The U.S. House of Representatives on Wednesday voted to pass a bill containing an extension of a US$7 billion research and development tax credit, but supporters of the tax incentive said they were unsure when the U.S. Senate would take action.
The R&D tax credit would expire on Dec. 31, but the House, on a largely party-line vote, approved the Tax Extenders Act, a bill that would temporarily extend $31.1 billion in expiring tax provisions through 2010.
In addition to $7 billion for R&D tax credits, the bill would allow tax breaks for teachers purchasing classroom supplies, tax credits for biodiesel production and a variety of business tax breaks.
The R&D tax credit has been temporarily extended more than a dozen times since it was first approved by Congress in 1981. Supporters of the tax credit, including several technology groups, have called for it to be made permanent, but lawmakers have balked at the price tag.
Supporters of the R&D tax credit say the program supports tens of thousands of high-paying U.S. research jobs. But supporters, during a press conference earlier Wednesday, said there isn't a timetable in the Senate to pass the tax credit. A delay in the extension would slow R&D efforts at many companies, supporters of the tax credit have said.
Republicans in the House complained that the Tax Extenders Act pays for the package of tax breaks through a permanent tax increase of $24.6 billion on capital investment. The tax increases will hurt small businesses and cost small-town jobs, said Representative Kevin Brady, a Texas Republican.
The bill will not pass in the Senate, House Republicans predicted.
But members of the R&D Credit Coalition, a group of tax credit supporters, said they would continue putting pressure on Congress to approve an extension. On Wednesday, the coalition released a letter, signed by more than 5,000 employees of 135 companies, calling for a tax credit extension.
R&D is an important part of creating new jobs during the current economic slowdown in the U.S., said Karen Myers, vice president of global government affairs for CA.

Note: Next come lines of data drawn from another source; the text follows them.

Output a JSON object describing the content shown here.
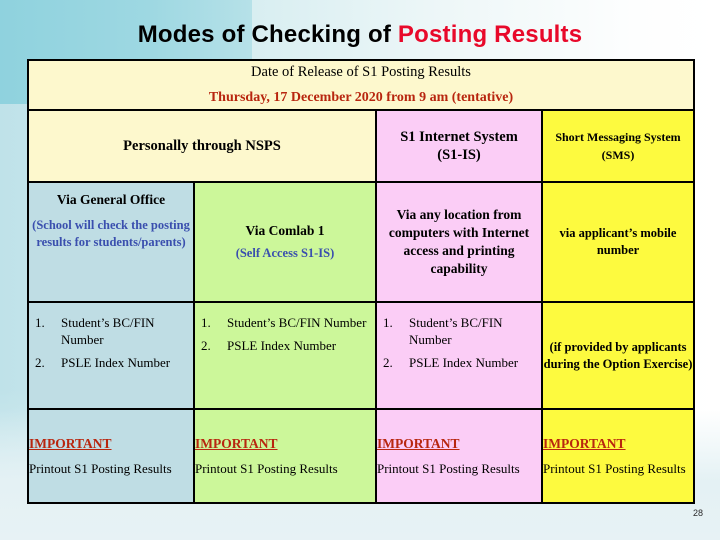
{
  "slide": {
    "title_main": "Modes of Checking of ",
    "title_accent": "Posting Results",
    "page_number": "28",
    "colors": {
      "accent_red": "#e8092a",
      "important_red": "#b8260f",
      "sub_blue": "#3a4fae",
      "col_cream": "#fdf8cd",
      "col_blue": "#bfdde4",
      "col_green": "#ccf79a",
      "col_pink": "#fbcdf6",
      "col_yellow": "#fdfa3f",
      "background_teal": "#8fd2de"
    }
  },
  "banner": {
    "line1": "Date of Release of S1 Posting Results",
    "line2": "Thursday, 17 December 2020 from 9 am (tentative)"
  },
  "headers": {
    "nsps": "Personally through NSPS",
    "s1is_line1": "S1 Internet System",
    "s1is_line2": "(S1-IS)",
    "sms_line1": "Short Messaging System",
    "sms_line2": "(SMS)"
  },
  "methods": {
    "general_office": {
      "title": "Via General Office",
      "sub": "(School will check the posting results for students/parents)"
    },
    "comlab": {
      "title": "Via Comlab 1",
      "sub": "(Self Access S1-IS)"
    },
    "internet": {
      "text": "Via any location from computers with Internet access and printing capability"
    },
    "sms": {
      "text": "via applicant’s mobile number"
    }
  },
  "requirements": {
    "general_office": [
      {
        "num": "1.",
        "text": "Student’s BC/FIN Number"
      },
      {
        "num": "2.",
        "text": "PSLE Index Number"
      }
    ],
    "comlab": [
      {
        "num": "1.",
        "text": "Student’s BC/FIN Number"
      },
      {
        "num": "2.",
        "text": "PSLE Index Number"
      }
    ],
    "internet": [
      {
        "num": "1.",
        "text": "Student’s BC/FIN Number"
      },
      {
        "num": "2.",
        "text": "PSLE Index Number"
      }
    ],
    "sms_note": "(if provided by applicants during the Option Exercise)"
  },
  "important": {
    "heading": "IMPORTANT",
    "body": "Printout S1 Posting Results"
  }
}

The tax credit supports thousands of jobs, as well as projects important to the U.S. national defense, added Rod Blocksome, principal engineer at Rockwell Collins, maker of communications and aviation electronics.

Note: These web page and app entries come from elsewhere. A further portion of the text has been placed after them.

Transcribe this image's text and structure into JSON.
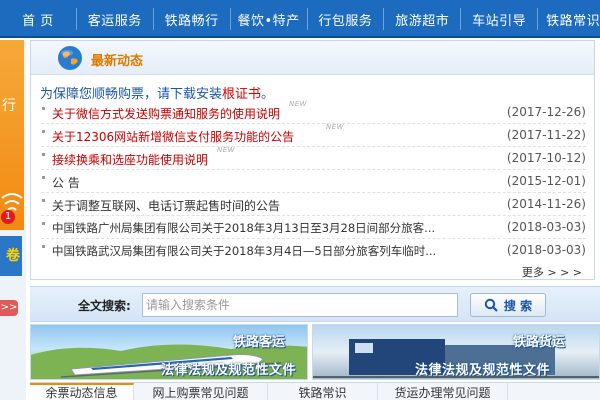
{
  "nav": {
    "items": [
      {
        "label": "首  页"
      },
      {
        "label": "客运服务"
      },
      {
        "label": "铁路畅行"
      },
      {
        "label": "餐饮•特产"
      },
      {
        "label": "行包服务"
      },
      {
        "label": "旅游超市"
      },
      {
        "label": "车站引导"
      },
      {
        "label": "铁路常识"
      }
    ]
  },
  "left": {
    "glyph": "行",
    "badge": "1",
    "blue_label": "卷",
    "arrow": ">>"
  },
  "news": {
    "title": "最新动态",
    "notice_prefix": "为保障您顺畅购票，请下载安装",
    "notice_link": "根证书",
    "notice_suffix": "。",
    "items": [
      {
        "text": "关于微信方式发送购票通知服务的使用说明",
        "date": "(2017-12-26)",
        "new": "NEW"
      },
      {
        "text": "关于12306网站新增微信支付服务功能的公告",
        "date": "(2017-11-22)",
        "new": "NEW"
      },
      {
        "text": "接续换乘和选座功能使用说明",
        "date": "(2017-10-12)",
        "new": "NEW"
      },
      {
        "text": "公  告",
        "date": "(2015-12-01)"
      },
      {
        "text": "关于调整互联网、电话订票起售时间的公告",
        "date": "(2014-11-26)"
      },
      {
        "text": "中国铁路广州局集团有限公司关于2018年3月13日至3月28日间部分旅客...",
        "date": "(2018-03-03)"
      },
      {
        "text": "中国铁路武汉局集团有限公司关于2018年3月4日—5日部分旅客列车临时...",
        "date": "(2018-03-03)"
      }
    ],
    "more": "更多 > > >"
  },
  "search": {
    "label": "全文搜索:",
    "placeholder": "请输入搜索条件",
    "button": "搜 索"
  },
  "banners": {
    "passenger_tag": "铁路客运",
    "passenger_sub": "法律法规及规范性文件",
    "freight_tag": "铁路货运",
    "freight_sub": "法律法规及规范性文件"
  },
  "tabs": [
    {
      "label": "余票动态信息"
    },
    {
      "label": "网上购票常见问题"
    },
    {
      "label": "铁路常识"
    },
    {
      "label": "货运办理常见问题"
    }
  ],
  "colors": {
    "nav_bg": "#1c6bbf",
    "title_orange": "#e07a00",
    "link_red": "#d40000",
    "news_red": "#c80000"
  }
}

"R&D is the fuel that powers the technology engine for companies like ours," Blocksome said. "We're heavily dependent on new technology development to lead in our marketplace. The R&D tax credit ... is really the enabler that allows companies to accomplish more with their limited R&D dollars."